About a year and a half ago, we bought a Washington Orange potted tree (Citrus sinensis (L.) Osbeck) to add to our indoor container garden. (In its pot, it’s now about 5-feet tall.) Once we got it home, it went through several blooming cycles, although the the fruits never grew more than a centimeter or so before falling off. Then, there was one, one orange that was hanging on…
I posted this image on Instagram the day after the 2016 election and the orange was suddenly embued with symbolic significance:
From there, I never moved the tree (I tend to rotate my plants to give them more equitable lighting) and avoided all pruning and aggressive cleanings so as not to disturb or upset its needs. Between blooms it would seem that all of the tree’s energy was going toward the one fruit. Leaves fell off, leaving bare or near bare branches. Just when I would think, okay, this fruit is killing the tree, suddenly a new burst of growth would emerge with fragrant white flowers.
Still, the one fruit hung on. As it got heavier, its branch bowed under the weight. Its branch began to wooden, to strengthen.

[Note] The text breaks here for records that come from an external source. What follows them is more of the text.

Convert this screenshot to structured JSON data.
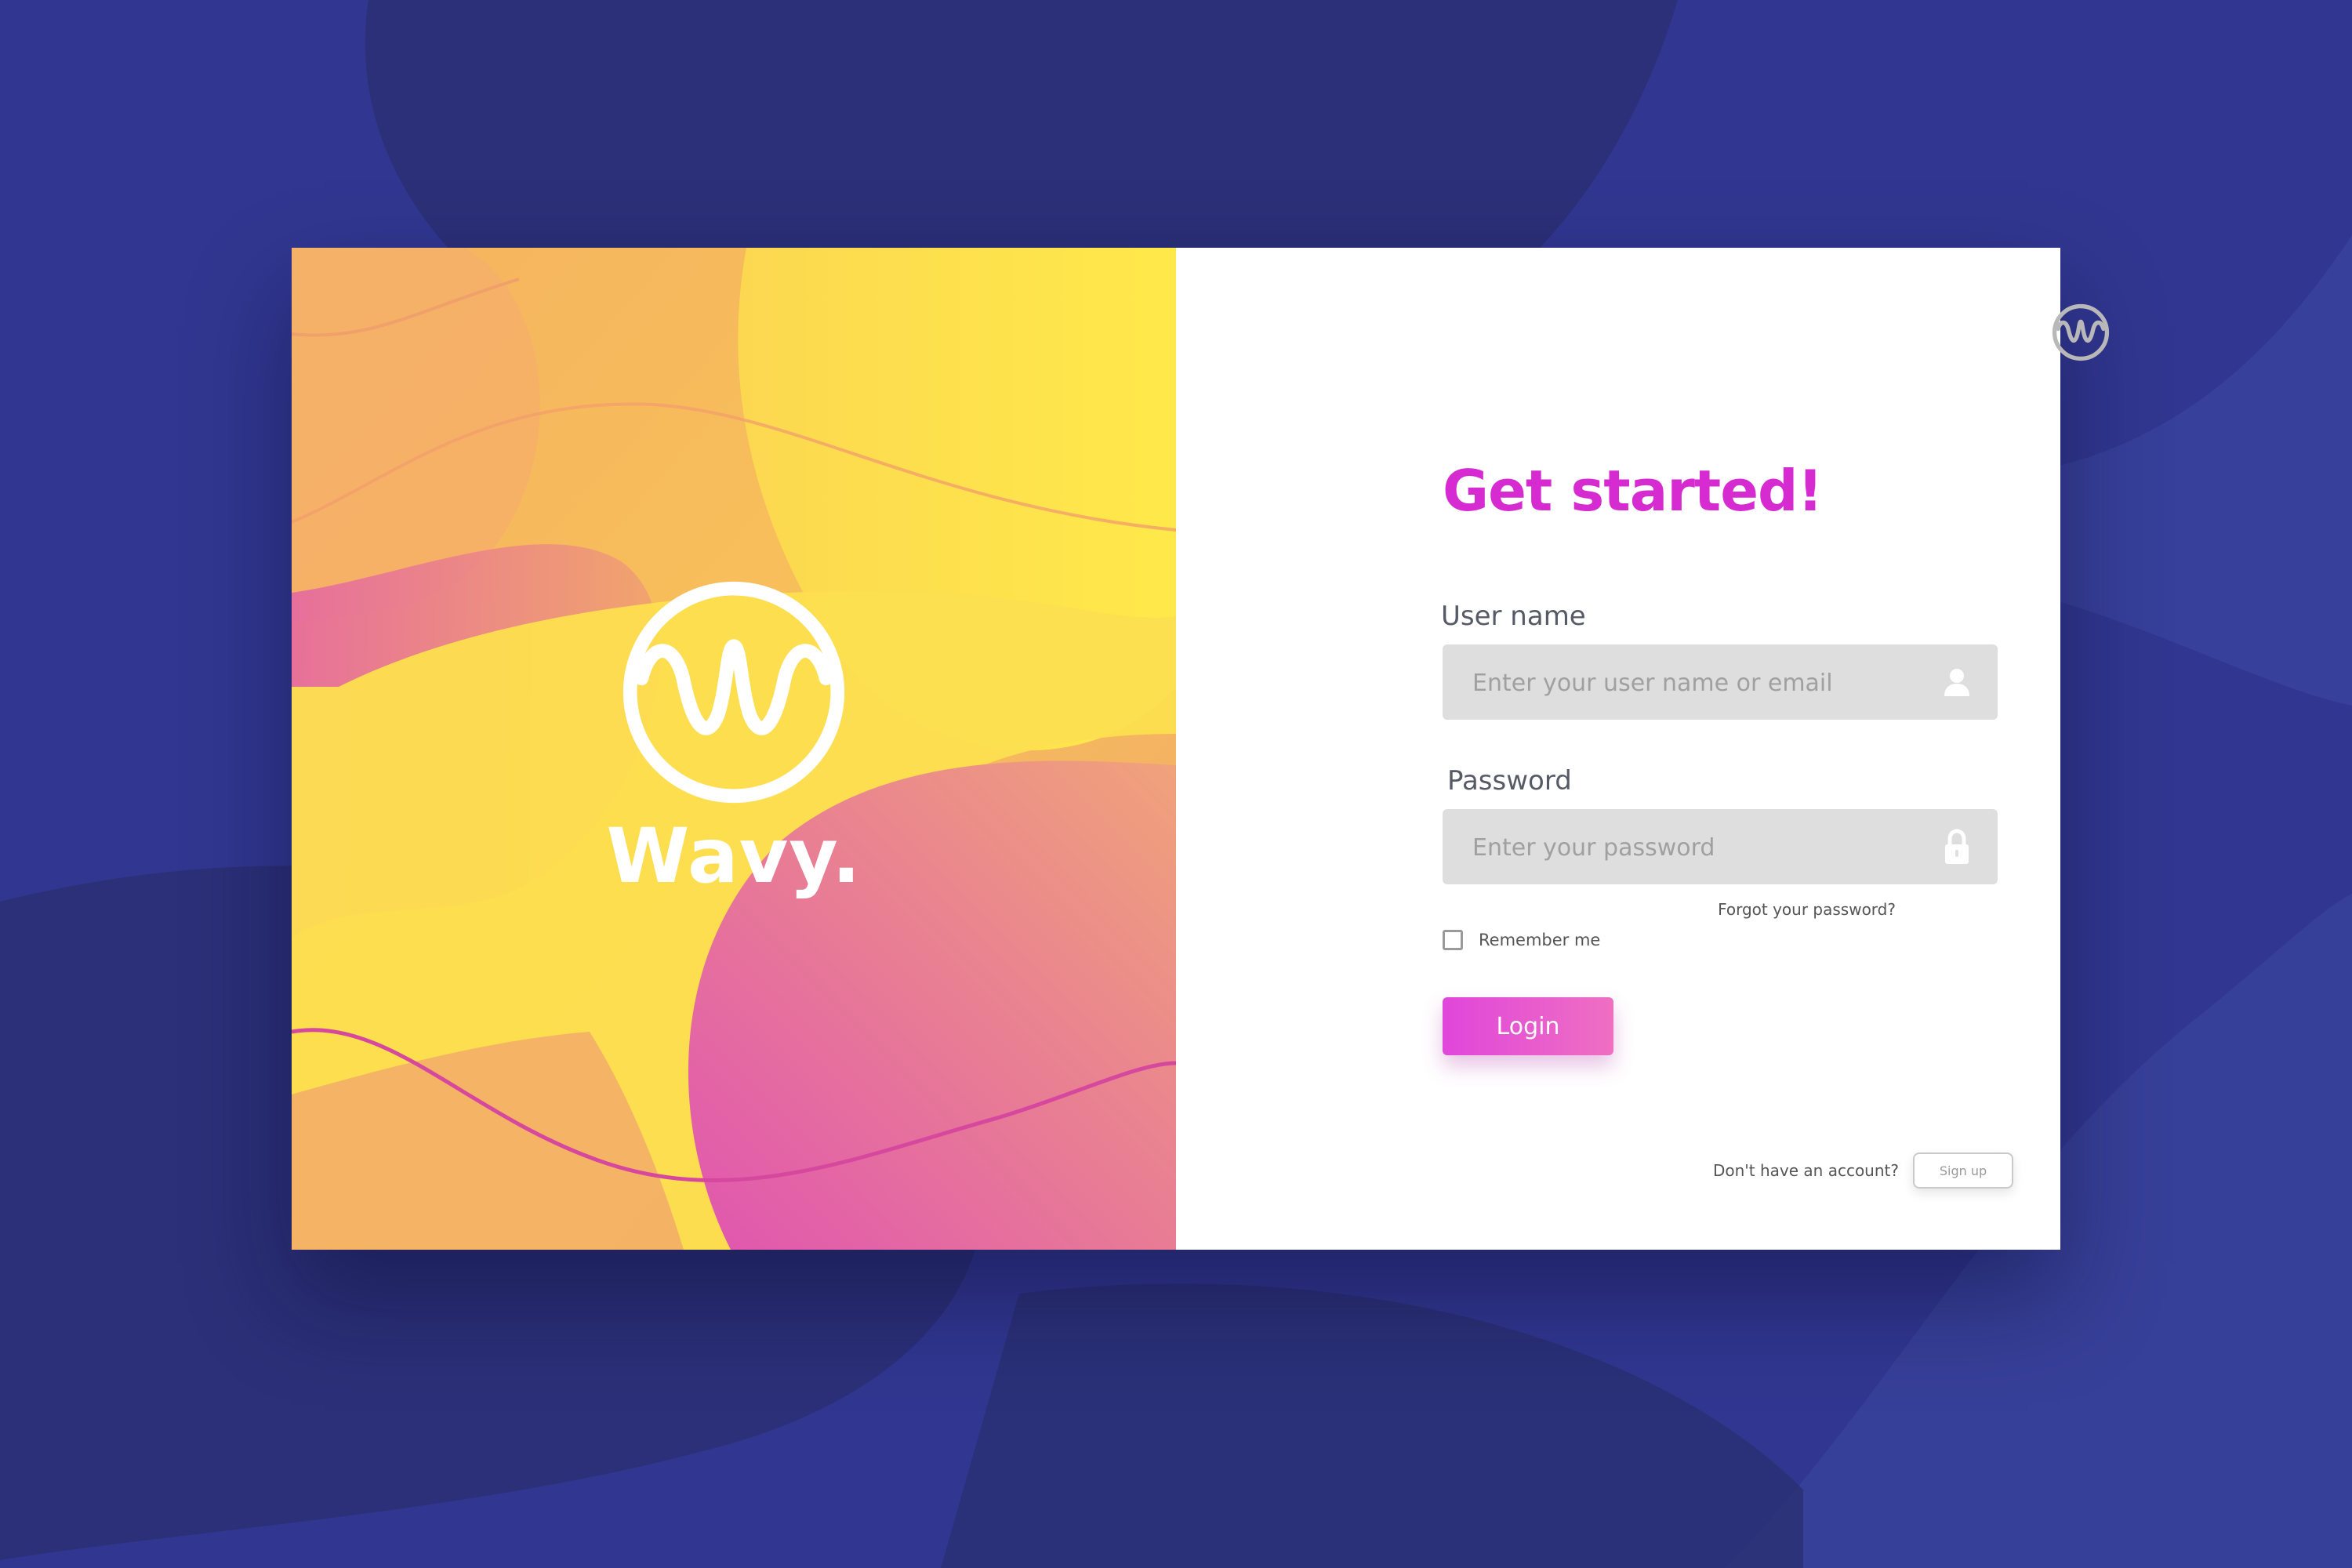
{
  "brand": {
    "name": "Wavy.",
    "logo_icon": "wave-circle-logo"
  },
  "form": {
    "title": "Get started!",
    "username": {
      "label": "User name",
      "placeholder": "Enter your user name or email",
      "icon": "user-icon"
    },
    "password": {
      "label": "Password",
      "placeholder": "Enter your password",
      "icon": "lock-icon"
    },
    "forgot_link": "Forgot your password?",
    "remember_label": "Remember me",
    "remember_checked": false,
    "login_label": "Login",
    "signup_prompt": "Don't have an account?",
    "signup_label": "Sign up"
  },
  "colors": {
    "background": "#2f3584",
    "accent": "#d62bd1",
    "field_bg": "#dedede"
  }
}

Still, I was nervous, so I propted the branch up with a bamboo crutch.
The orange did hang on through its ripening. I agonized over how to use this precious fruit once it had matured — garnish for an old fashioned led the list of possibilities. At the same time, I worried that it would be no good.
We harvested it on Friday, September 29th. I decided to peel and eat it — plain and simple. It was the juiciest, sweetest orange I have tasted.